[Extracted data entries]
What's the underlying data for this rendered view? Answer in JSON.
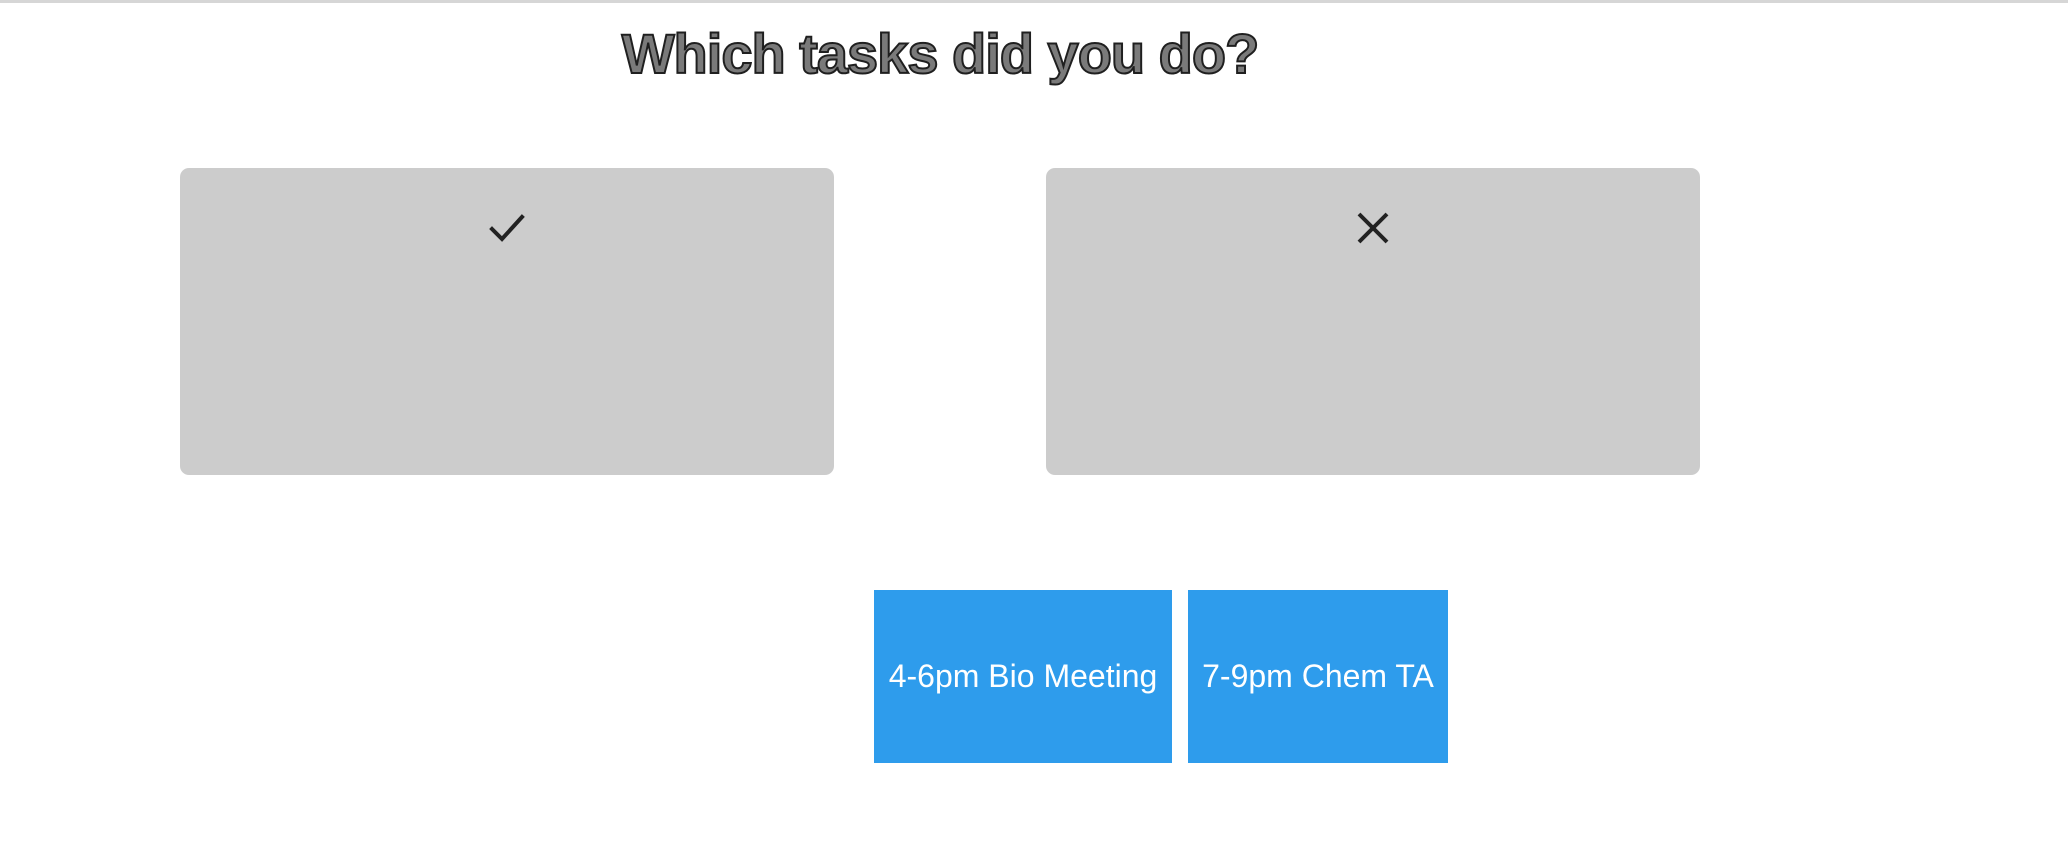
{
  "page": {
    "title": "Which tasks did you do?"
  },
  "zones": [
    {
      "icon": "check-icon",
      "meaning": "done"
    },
    {
      "icon": "close-icon",
      "meaning": "not-done"
    }
  ],
  "tasks": [
    {
      "label": "4-6pm Bio Meeting"
    },
    {
      "label": "7-9pm Chem TA"
    }
  ],
  "colors": {
    "zone_background": "#cccccc",
    "chip_background": "#2e9cec",
    "chip_text": "#ffffff",
    "icon": "#222222"
  }
}
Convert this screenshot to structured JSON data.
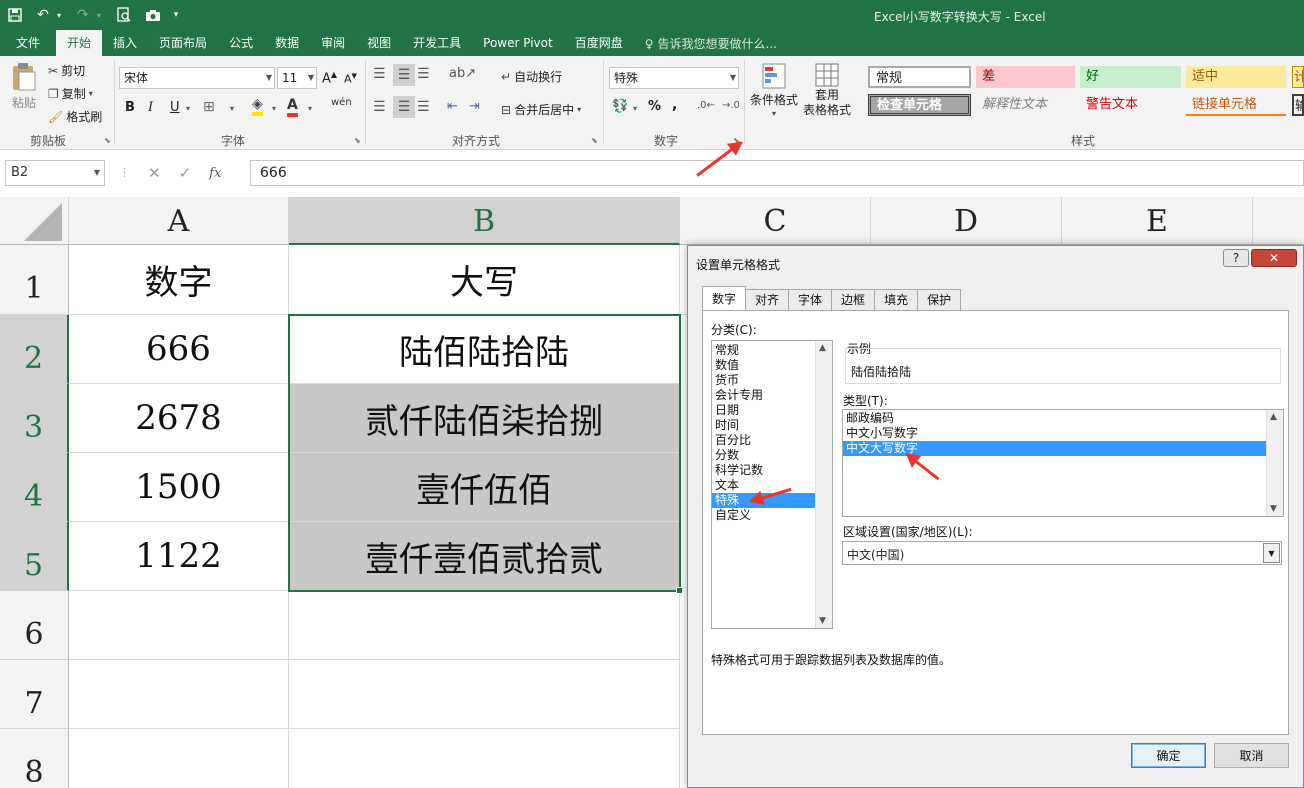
{
  "window": {
    "title": "Excel小写数字转换大写 - Excel"
  },
  "tabs": [
    "文件",
    "开始",
    "插入",
    "页面布局",
    "公式",
    "数据",
    "审阅",
    "视图",
    "开发工具",
    "Power Pivot",
    "百度网盘"
  ],
  "tell_me": "告诉我您想要做什么...",
  "ribbon": {
    "clipboard": {
      "paste": "粘贴",
      "cut": "剪切",
      "copy": "复制",
      "format_painter": "格式刷",
      "label": "剪贴板"
    },
    "font": {
      "name": "宋体",
      "size": "11",
      "label": "字体",
      "bold": "B",
      "italic": "I",
      "underline": "U",
      "font_color": "A",
      "wen": "wén"
    },
    "alignment": {
      "wrap": "自动换行",
      "merge": "合并后居中",
      "label": "对齐方式"
    },
    "number": {
      "format": "特殊",
      "percent": "%",
      "comma": ",",
      "label": "数字"
    },
    "styles": {
      "conditional": "条件格式",
      "table_format_1": "套用",
      "table_format_2": "表格格式",
      "normal": "常规",
      "bad": "差",
      "good": "好",
      "neutral": "适中",
      "check_cell": "检查单元格",
      "explanatory": "解释性文本",
      "warning": "警告文本",
      "linked": "链接单元格",
      "label": "样式"
    }
  },
  "formula_bar": {
    "name_box": "B2",
    "fx": "fx",
    "value": "666"
  },
  "sheet": {
    "columns": [
      "A",
      "B",
      "C",
      "D",
      "E"
    ],
    "rows": [
      "1",
      "2",
      "3",
      "4",
      "5",
      "6",
      "7",
      "8"
    ],
    "cells": [
      {
        "a": "数字",
        "b": "大写"
      },
      {
        "a": "666",
        "b": "陆佰陆拾陆"
      },
      {
        "a": "2678",
        "b": "贰仟陆佰柒拾捌"
      },
      {
        "a": "1500",
        "b": "壹仟伍佰"
      },
      {
        "a": "1122",
        "b": "壹仟壹佰贰拾贰"
      }
    ]
  },
  "dialog": {
    "title": "设置单元格格式",
    "help": "?",
    "close": "✕",
    "tabs": [
      "数字",
      "对齐",
      "字体",
      "边框",
      "填充",
      "保护"
    ],
    "category_label": "分类(C):",
    "categories": [
      "常规",
      "数值",
      "货币",
      "会计专用",
      "日期",
      "时间",
      "百分比",
      "分数",
      "科学记数",
      "文本",
      "特殊",
      "自定义"
    ],
    "selected_category": "特殊",
    "sample_label": "示例",
    "sample_value": "陆佰陆拾陆",
    "type_label": "类型(T):",
    "types": [
      "邮政编码",
      "中文小写数字",
      "中文大写数字"
    ],
    "selected_type": "中文大写数字",
    "locale_label": "区域设置(国家/地区)(L):",
    "locale_value": "中文(中国)",
    "description": "特殊格式可用于跟踪数据列表及数据库的值。",
    "ok": "确定",
    "cancel": "取消"
  },
  "colors": {
    "excel_green": "#217346",
    "selection_blue": "#3399ff",
    "annotation_red": "#e8362d",
    "bad_bg": "#ffc7ce",
    "good_bg": "#c6efce",
    "neutral_bg": "#ffeb9c"
  }
}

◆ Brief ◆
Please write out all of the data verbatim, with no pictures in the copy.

◆ Task solution ◆
What's the underlying data for this rendered view? Answer in JSON.
{
  "page": {
    "title": "Which tasks did you do?"
  },
  "zones": [
    {
      "icon": "check-icon",
      "meaning": "done"
    },
    {
      "icon": "close-icon",
      "meaning": "not-done"
    }
  ],
  "tasks": [
    {
      "label": "4-6pm Bio Meeting"
    },
    {
      "label": "7-9pm Chem TA"
    }
  ],
  "colors": {
    "zone_background": "#cccccc",
    "chip_background": "#2e9cec",
    "chip_text": "#ffffff",
    "icon": "#222222"
  }
}
Convert this screenshot to structured JSON data.
{
  "window": {
    "title": "Excel小写数字转换大写 - Excel"
  },
  "tabs": [
    "文件",
    "开始",
    "插入",
    "页面布局",
    "公式",
    "数据",
    "审阅",
    "视图",
    "开发工具",
    "Power Pivot",
    "百度网盘"
  ],
  "tell_me": "告诉我您想要做什么...",
  "ribbon": {
    "clipboard": {
      "paste": "粘贴",
      "cut": "剪切",
      "copy": "复制",
      "format_painter": "格式刷",
      "label": "剪贴板"
    },
    "font": {
      "name": "宋体",
      "size": "11",
      "label": "字体",
      "bold": "B",
      "italic": "I",
      "underline": "U",
      "font_color": "A",
      "wen": "wén"
    },
    "alignment": {
      "wrap": "自动换行",
      "merge": "合并后居中",
      "label": "对齐方式"
    },
    "number": {
      "format": "特殊",
      "percent": "%",
      "comma": ",",
      "label": "数字"
    },
    "styles": {
      "conditional": "条件格式",
      "table_format_1": "套用",
      "table_format_2": "表格格式",
      "normal": "常规",
      "bad": "差",
      "good": "好",
      "neutral": "适中",
      "check_cell": "检查单元格",
      "explanatory": "解释性文本",
      "warning": "警告文本",
      "linked": "链接单元格",
      "label": "样式"
    }
  },
  "formula_bar": {
    "name_box": "B2",
    "fx": "fx",
    "value": "666"
  },
  "sheet": {
    "columns": [
      "A",
      "B",
      "C",
      "D",
      "E"
    ],
    "rows": [
      "1",
      "2",
      "3",
      "4",
      "5",
      "6",
      "7",
      "8"
    ],
    "cells": [
      {
        "a": "数字",
        "b": "大写"
      },
      {
        "a": "666",
        "b": "陆佰陆拾陆"
      },
      {
        "a": "2678",
        "b": "贰仟陆佰柒拾捌"
      },
      {
        "a": "1500",
        "b": "壹仟伍佰"
      },
      {
        "a": "1122",
        "b": "壹仟壹佰贰拾贰"
      }
    ]
  },
  "dialog": {
    "title": "设置单元格格式",
    "help": "?",
    "close": "✕",
    "tabs": [
      "数字",
      "对齐",
      "字体",
      "边框",
      "填充",
      "保护"
    ],
    "category_label": "分类(C):",
    "categories": [
      "常规",
      "数值",
      "货币",
      "会计专用",
      "日期",
      "时间",
      "百分比",
      "分数",
      "科学记数",
      "文本",
      "特殊",
      "自定义"
    ],
    "selected_category": "特殊",
    "sample_label": "示例",
    "sample_value": "陆佰陆拾陆",
    "type_label": "类型(T):",
    "types": [
      "邮政编码",
      "中文小写数字",
      "中文大写数字"
    ],
    "selected_type": "中文大写数字",
    "locale_label": "区域设置(国家/地区)(L):",
    "locale_value": "中文(中国)",
    "description": "特殊格式可用于跟踪数据列表及数据库的值。",
    "ok": "确定",
    "cancel": "取消"
  },
  "colors": {
    "excel_green": "#217346",
    "selection_blue": "#3399ff",
    "annotation_red": "#e8362d",
    "bad_bg": "#ffc7ce",
    "good_bg": "#c6efce",
    "neutral_bg": "#ffeb9c"
  }
}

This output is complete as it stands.